Everyone has experienced having bad breath—perhaps when you wake up in the morning or after eating a garlicky meal. Usually brushing your teeth, flossing, and mouthwash is a quick remedy. But sometimes, even those who practice good oral hygiene can’t get rid of that bad taste in their mouth. Here’s why:

Halitosis, the medical term for chronic bad breath, can occur for a multitude of reasons. The most common cause of bad breath is poor dental hygiene. However, when people who properly brush and floss on a regular basis experience halitosis, it may be a sign that something else is happening in your body. Here are three common causes of halitosis and what they mean.
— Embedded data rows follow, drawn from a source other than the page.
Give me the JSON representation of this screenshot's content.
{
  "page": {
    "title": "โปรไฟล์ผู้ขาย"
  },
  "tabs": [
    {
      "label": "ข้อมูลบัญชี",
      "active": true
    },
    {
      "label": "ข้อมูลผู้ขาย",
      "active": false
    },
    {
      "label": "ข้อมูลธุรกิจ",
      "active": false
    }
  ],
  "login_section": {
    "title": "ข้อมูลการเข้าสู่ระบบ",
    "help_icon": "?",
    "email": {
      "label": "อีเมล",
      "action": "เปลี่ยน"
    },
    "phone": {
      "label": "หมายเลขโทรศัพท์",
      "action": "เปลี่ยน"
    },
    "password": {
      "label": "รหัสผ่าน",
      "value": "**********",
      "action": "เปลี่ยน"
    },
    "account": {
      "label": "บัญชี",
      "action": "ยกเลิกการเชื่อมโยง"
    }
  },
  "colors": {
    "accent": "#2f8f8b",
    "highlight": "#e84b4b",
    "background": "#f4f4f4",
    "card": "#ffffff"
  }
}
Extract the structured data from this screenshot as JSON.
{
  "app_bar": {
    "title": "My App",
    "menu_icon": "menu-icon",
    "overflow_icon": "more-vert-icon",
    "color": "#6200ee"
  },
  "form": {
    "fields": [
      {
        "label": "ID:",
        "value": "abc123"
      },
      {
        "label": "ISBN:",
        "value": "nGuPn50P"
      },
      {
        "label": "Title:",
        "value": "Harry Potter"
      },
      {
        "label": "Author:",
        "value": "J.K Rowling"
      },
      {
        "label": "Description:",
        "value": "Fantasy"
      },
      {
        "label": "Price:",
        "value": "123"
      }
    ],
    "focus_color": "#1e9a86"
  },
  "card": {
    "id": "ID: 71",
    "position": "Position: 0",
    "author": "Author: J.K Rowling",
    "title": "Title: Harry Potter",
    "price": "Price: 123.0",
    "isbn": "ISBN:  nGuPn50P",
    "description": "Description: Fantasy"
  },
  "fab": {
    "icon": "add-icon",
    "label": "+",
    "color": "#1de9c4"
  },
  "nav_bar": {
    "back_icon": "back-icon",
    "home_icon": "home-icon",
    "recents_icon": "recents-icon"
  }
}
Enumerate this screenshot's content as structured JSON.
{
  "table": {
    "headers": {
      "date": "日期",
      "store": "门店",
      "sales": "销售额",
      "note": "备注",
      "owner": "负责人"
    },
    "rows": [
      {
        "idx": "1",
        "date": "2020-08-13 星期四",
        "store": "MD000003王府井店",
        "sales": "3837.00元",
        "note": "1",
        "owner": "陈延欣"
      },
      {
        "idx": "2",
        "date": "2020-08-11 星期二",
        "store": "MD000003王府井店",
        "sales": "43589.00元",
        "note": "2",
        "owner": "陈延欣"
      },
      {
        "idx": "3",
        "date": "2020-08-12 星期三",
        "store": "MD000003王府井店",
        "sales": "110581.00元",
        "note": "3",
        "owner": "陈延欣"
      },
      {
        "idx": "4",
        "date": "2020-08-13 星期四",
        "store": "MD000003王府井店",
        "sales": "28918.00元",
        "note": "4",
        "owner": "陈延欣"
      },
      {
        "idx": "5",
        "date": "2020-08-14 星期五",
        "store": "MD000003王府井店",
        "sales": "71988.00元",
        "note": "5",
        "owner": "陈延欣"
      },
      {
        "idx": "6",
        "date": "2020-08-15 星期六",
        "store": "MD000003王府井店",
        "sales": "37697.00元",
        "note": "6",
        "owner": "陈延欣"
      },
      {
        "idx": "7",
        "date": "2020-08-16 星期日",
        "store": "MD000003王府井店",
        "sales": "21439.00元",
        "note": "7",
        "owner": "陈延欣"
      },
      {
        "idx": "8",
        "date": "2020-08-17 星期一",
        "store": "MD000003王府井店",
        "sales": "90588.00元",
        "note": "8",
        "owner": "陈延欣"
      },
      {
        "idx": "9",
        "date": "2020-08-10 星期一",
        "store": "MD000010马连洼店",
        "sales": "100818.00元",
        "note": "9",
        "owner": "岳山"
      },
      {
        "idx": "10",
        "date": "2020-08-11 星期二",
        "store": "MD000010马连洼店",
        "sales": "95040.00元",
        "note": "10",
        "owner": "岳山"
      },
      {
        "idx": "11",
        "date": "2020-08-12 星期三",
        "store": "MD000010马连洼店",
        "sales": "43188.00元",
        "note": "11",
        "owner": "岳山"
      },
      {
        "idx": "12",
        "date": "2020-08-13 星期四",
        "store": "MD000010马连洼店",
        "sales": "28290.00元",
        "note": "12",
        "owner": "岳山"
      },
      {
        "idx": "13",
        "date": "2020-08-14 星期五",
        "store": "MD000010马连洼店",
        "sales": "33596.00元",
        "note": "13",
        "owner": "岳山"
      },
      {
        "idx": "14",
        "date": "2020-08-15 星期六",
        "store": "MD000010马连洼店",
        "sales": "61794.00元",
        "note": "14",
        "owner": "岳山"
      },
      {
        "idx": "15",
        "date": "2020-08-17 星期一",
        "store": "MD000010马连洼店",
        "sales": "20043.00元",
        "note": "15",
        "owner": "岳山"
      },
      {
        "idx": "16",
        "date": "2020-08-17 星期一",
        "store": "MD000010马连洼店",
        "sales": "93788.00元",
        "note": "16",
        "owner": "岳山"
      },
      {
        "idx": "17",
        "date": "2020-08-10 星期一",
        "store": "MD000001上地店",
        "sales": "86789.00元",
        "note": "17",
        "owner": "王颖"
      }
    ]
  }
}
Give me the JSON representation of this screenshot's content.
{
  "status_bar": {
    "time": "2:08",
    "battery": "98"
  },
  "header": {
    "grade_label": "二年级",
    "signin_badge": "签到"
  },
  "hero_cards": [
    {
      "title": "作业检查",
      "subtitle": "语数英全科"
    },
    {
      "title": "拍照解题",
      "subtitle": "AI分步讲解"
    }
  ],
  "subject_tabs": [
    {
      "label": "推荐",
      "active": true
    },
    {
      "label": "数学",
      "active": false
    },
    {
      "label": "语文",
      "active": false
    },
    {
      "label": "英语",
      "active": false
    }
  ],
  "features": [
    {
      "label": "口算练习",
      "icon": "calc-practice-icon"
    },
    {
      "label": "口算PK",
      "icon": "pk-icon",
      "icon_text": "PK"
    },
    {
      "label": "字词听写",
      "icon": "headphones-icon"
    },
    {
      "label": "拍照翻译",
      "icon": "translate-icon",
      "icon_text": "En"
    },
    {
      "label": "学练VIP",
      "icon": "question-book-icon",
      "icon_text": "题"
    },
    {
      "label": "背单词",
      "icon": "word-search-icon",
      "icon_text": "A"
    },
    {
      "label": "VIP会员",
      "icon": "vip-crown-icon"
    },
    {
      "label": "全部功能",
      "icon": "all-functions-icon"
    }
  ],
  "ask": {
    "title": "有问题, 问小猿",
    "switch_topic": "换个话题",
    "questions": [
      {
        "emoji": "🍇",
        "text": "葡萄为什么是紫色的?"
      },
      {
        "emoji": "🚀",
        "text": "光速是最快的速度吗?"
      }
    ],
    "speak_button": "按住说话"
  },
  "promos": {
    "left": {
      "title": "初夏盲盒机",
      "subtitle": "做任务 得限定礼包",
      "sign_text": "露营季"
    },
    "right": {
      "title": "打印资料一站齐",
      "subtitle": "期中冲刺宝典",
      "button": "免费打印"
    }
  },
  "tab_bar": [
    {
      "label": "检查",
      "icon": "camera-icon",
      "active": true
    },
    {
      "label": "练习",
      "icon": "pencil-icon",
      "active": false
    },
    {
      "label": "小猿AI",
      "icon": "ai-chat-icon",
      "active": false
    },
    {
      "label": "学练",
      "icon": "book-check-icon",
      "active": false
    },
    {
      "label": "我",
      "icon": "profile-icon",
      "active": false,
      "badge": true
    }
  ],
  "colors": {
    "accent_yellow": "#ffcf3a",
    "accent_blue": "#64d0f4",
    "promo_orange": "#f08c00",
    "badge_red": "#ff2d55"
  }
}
Dry Mouth

 One of the most common causes of halitosis is dry mouth. Dry mouth occurs when you don’t produce enough saliva. Saliva can help remove bacteria and debris from your gums and tongue, and when your body doesn’t produce enough of it, it may lead to halitosis. Dry mouth is a frequent side effect of prescription medications, but it may also be the result of excessive caffeine intake, tobacco usage, dehydration, or other medical conditions.

Sinus, Nose, and Throat Issues

 Halitosis may be a symptom of inflammation in the sinuses, nose, or throat. Certain infections can lead to post nasal drip, which can result in bad breath. Chronic sinus issues may lead to tonsil stones, a build up of bacteria in your tonsils that causes a foul odor in the mouth.

Other Dental Issues

 Dental issues such as gum disease, cavities, plaque buildup, or improper denture care can contribute to halitosis. Maintaining proper oral hygiene by brushing and flossing can help prevent these dental issues, but it is still important to consult regularly with a dental professional.

If you need help with chronic bad breath, contact us to schedule an appointment. We are here to answer any questions you may have.